Whilst we hold that a title to known valuable mineral land cannot be acquired under the townsite laws, and therefore could not be acquired to the land in controversy under the entry of the townsite of Deadwood by the probate judge of the county in which that town is situated, we do not wish to be understood as expressing any opinion against the validity of the entry so far as it affected property other than mineral lands, if there were any such at the time of the entry. The acts of Congress relating to townsites recognize the possession of mining claims within their limits, and in Steel v. Smelting Co., 106 U. S. 449, we said that
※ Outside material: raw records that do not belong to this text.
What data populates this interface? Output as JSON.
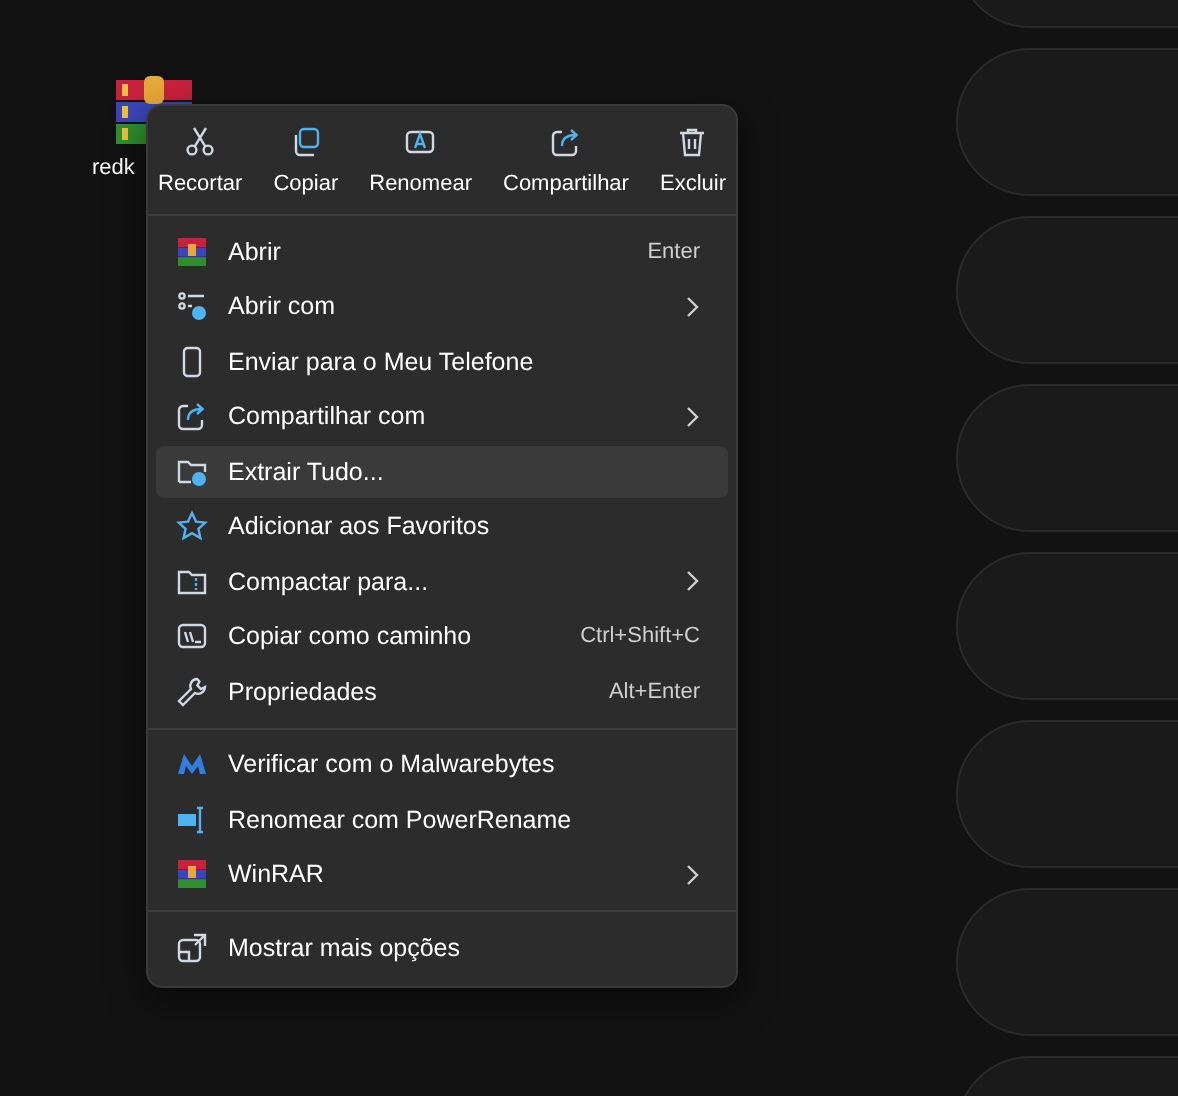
{
  "desktop_icon": {
    "label": "redk"
  },
  "context_menu": {
    "actions": [
      {
        "label": "Recortar"
      },
      {
        "label": "Copiar"
      },
      {
        "label": "Renomear"
      },
      {
        "label": "Compartilhar"
      },
      {
        "label": "Excluir"
      }
    ],
    "groups": [
      [
        {
          "label": "Abrir",
          "shortcut": "Enter",
          "submenu": false,
          "selected": false
        },
        {
          "label": "Abrir com",
          "submenu": true,
          "selected": false
        },
        {
          "label": "Enviar para o Meu Telefone",
          "submenu": false,
          "selected": false
        },
        {
          "label": "Compartilhar com",
          "submenu": true,
          "selected": false
        },
        {
          "label": "Extrair Tudo...",
          "submenu": false,
          "selected": true
        },
        {
          "label": "Adicionar aos Favoritos",
          "submenu": false,
          "selected": false
        },
        {
          "label": "Compactar para...",
          "submenu": true,
          "selected": false
        },
        {
          "label": "Copiar como caminho",
          "shortcut": "Ctrl+Shift+C",
          "submenu": false,
          "selected": false
        },
        {
          "label": "Propriedades",
          "shortcut": "Alt+Enter",
          "submenu": false,
          "selected": false
        }
      ],
      [
        {
          "label": "Verificar com o Malwarebytes",
          "submenu": false,
          "selected": false
        },
        {
          "label": "Renomear com PowerRename",
          "submenu": false,
          "selected": false
        },
        {
          "label": "WinRAR",
          "submenu": true,
          "selected": false
        }
      ],
      [
        {
          "label": "Mostrar mais opções",
          "submenu": false,
          "selected": false
        }
      ]
    ]
  }
}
"land embraced within a townsite on the public domain, when unoccupied, is not exempt from location and sale for mining purposes; its exemption is only from settlement and sale under the preemption laws of the United States. Some of the most valuable mines in the country are within the limits of incorporated cities, which have grown up on what was at its first settlement, part of the public domain, and many of such mines were located and patented after a regular municipal government had been established. Such is the case with some of the famous mines of Virginia City, in Nevada. Indeed, the discovery of a rich mine in any quarter is usually followed by a large settlement in its immediate neighborhood and the consequent organization
of some form of local government for the protection of its members."
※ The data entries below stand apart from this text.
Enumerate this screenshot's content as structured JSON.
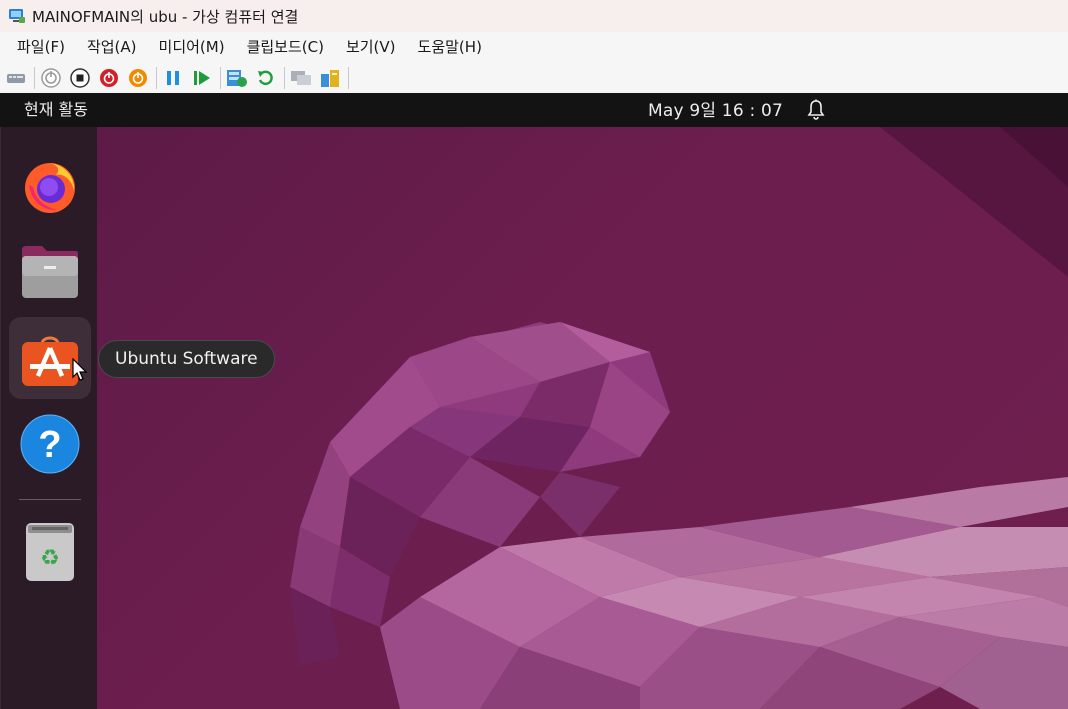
{
  "window": {
    "title": "MAINOFMAIN의 ubu - 가상 컴퓨터 연결",
    "app_icon": "hyperv-vm-icon"
  },
  "menubar": {
    "items": [
      {
        "label": "파일(F)"
      },
      {
        "label": "작업(A)"
      },
      {
        "label": "미디어(M)"
      },
      {
        "label": "클립보드(C)"
      },
      {
        "label": "보기(V)"
      },
      {
        "label": "도움말(H)"
      }
    ]
  },
  "toolbar": {
    "buttons": [
      {
        "name": "ctrl-alt-del-icon"
      },
      {
        "name": "start-icon"
      },
      {
        "name": "turn-off-icon"
      },
      {
        "name": "shutdown-icon"
      },
      {
        "name": "power-icon"
      },
      {
        "name": "pause-icon"
      },
      {
        "name": "resume-icon"
      },
      {
        "name": "checkpoint-icon"
      },
      {
        "name": "revert-icon"
      },
      {
        "name": "enhanced-session-icon"
      },
      {
        "name": "share-icon"
      }
    ]
  },
  "ubuntu": {
    "activities_label": "현재 활동",
    "clock": "May 9일  16 : 07",
    "dock": {
      "items": [
        {
          "name": "firefox-icon"
        },
        {
          "name": "files-icon"
        },
        {
          "name": "ubuntu-software-icon",
          "active": true
        },
        {
          "name": "help-icon"
        },
        {
          "name": "trash-icon"
        }
      ]
    },
    "tooltip": "Ubuntu Software"
  },
  "colors": {
    "wallpaper": "#6c1e4f",
    "topbar": "#131313",
    "dock": "#2b1b26",
    "software_orange": "#e95420"
  }
}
It would seem, therefore, that the entry of a townsite, even though within its limits mineral lands are found, would be as important to the occupants of other lands as if no mineral lands existed. Nor do we see any injury resulting therefrom, nor any departure from the policy of the government, the entry and the patent being inoperative as to all lands known at the time to be valuable for their minerals or discovered to be such before their occupation or improvement for residences or business under the townsite title.
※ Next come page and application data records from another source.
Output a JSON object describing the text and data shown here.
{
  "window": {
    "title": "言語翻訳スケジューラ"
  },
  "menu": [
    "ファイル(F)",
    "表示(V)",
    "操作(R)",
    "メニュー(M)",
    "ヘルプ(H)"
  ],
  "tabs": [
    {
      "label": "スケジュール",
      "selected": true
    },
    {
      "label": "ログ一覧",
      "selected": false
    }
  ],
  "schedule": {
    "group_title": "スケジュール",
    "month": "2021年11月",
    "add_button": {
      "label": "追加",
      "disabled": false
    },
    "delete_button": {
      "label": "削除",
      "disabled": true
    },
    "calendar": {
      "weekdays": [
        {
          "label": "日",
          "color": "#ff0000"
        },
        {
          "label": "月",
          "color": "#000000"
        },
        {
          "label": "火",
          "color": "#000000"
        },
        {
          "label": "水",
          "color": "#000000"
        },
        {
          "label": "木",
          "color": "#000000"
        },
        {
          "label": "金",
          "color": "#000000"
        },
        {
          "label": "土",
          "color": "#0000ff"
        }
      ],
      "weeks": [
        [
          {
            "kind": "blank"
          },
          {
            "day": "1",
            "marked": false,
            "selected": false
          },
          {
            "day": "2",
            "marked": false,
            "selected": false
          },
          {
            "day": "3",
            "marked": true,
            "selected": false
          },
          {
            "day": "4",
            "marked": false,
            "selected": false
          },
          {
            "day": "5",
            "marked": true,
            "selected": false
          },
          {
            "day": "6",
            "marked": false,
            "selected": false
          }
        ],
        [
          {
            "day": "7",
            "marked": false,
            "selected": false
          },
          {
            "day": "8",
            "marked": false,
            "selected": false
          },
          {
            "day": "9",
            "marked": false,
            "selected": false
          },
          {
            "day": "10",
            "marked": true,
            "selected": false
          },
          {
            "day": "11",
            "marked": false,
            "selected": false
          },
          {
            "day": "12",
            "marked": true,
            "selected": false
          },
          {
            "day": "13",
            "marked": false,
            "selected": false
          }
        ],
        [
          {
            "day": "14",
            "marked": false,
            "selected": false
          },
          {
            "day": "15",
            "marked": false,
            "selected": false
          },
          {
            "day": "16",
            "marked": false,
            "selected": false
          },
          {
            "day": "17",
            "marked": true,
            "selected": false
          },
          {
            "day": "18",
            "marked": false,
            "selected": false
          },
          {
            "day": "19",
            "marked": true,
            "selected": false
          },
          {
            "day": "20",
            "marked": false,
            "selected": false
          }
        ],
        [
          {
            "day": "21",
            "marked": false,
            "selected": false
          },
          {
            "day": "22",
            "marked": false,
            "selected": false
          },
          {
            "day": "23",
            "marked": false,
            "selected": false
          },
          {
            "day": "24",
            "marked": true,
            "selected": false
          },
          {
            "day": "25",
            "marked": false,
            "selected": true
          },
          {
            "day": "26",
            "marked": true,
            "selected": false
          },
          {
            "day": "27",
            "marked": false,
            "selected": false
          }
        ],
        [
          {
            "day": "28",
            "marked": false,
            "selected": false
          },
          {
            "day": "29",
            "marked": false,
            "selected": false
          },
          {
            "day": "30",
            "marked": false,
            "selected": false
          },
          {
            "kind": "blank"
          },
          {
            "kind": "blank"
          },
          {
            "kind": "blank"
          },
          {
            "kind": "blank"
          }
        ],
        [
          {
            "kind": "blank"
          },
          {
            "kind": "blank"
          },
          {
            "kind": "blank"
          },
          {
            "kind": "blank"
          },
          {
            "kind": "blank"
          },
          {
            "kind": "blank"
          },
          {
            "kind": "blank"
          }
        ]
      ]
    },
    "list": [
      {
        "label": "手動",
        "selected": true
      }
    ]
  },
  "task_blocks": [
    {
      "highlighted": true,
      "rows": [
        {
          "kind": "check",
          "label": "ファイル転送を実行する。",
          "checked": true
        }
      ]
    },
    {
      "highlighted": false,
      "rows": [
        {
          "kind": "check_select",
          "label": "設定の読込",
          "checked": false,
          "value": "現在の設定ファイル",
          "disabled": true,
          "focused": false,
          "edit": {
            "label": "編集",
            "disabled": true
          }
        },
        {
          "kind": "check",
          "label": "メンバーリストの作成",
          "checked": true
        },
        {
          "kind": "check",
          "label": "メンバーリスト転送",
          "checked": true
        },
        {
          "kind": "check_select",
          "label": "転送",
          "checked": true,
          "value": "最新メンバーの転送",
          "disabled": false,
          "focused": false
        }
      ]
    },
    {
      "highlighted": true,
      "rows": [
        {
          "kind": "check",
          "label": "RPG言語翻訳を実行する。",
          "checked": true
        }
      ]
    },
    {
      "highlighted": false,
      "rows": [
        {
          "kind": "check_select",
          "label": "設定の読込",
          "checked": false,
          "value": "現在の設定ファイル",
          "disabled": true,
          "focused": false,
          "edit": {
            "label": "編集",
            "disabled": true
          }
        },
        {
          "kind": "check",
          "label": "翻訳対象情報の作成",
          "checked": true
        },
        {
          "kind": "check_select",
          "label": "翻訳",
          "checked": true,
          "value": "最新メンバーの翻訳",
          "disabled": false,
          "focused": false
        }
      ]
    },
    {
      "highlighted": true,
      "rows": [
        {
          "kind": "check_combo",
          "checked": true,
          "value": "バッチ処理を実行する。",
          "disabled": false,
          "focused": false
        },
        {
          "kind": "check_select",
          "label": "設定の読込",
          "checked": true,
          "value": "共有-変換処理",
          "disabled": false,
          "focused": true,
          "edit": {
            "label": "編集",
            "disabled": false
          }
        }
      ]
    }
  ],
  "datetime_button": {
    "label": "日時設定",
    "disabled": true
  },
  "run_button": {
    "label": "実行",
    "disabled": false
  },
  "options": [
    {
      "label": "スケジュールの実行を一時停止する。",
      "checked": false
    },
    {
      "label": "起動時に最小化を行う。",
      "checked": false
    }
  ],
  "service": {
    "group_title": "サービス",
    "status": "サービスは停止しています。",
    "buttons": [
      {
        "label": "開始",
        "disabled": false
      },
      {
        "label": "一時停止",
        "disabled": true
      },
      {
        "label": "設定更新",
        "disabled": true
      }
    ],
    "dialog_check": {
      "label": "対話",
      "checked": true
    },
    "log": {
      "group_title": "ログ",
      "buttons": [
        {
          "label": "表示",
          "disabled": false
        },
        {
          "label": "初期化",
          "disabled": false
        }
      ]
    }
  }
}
The claim of the defendant under the second special plea to allowance for improvements made upon the property is as untenable as his claim to the title. It is asserted under a statute of the territory which provides that
"In an action for the recovery of real property upon which permanent improvements have been made by a defendant or those under whom he claims, holding under color of title adversely to the claim of the plaintiff, in good faith, the value of such improvements must be allowed as a counterclaim by such defendant."
The case presented by the defendant is not covered by the provisions of this law. There can be no color of title in an occupant who does not hold under any instrument, proceeding, or law purporting to transfer to him the title or to give to him the right of possession. And there can be no such thing as good faith in an adverse holding where the party knows that he has no title and that, under the law, which he is presumed to know, he can acquire none by his occupation. Here, the defendant knew that the title was in the United States; that the lands were mineral and were claimed as such by the plaintiff, and that title to them could be acquired only under the laws providing for the sale of lands of that character, and there is no pretense that he ever sought or contemplated seeking the title to them as such lands or claimed possession of them under any local customs or rules of miners in the district.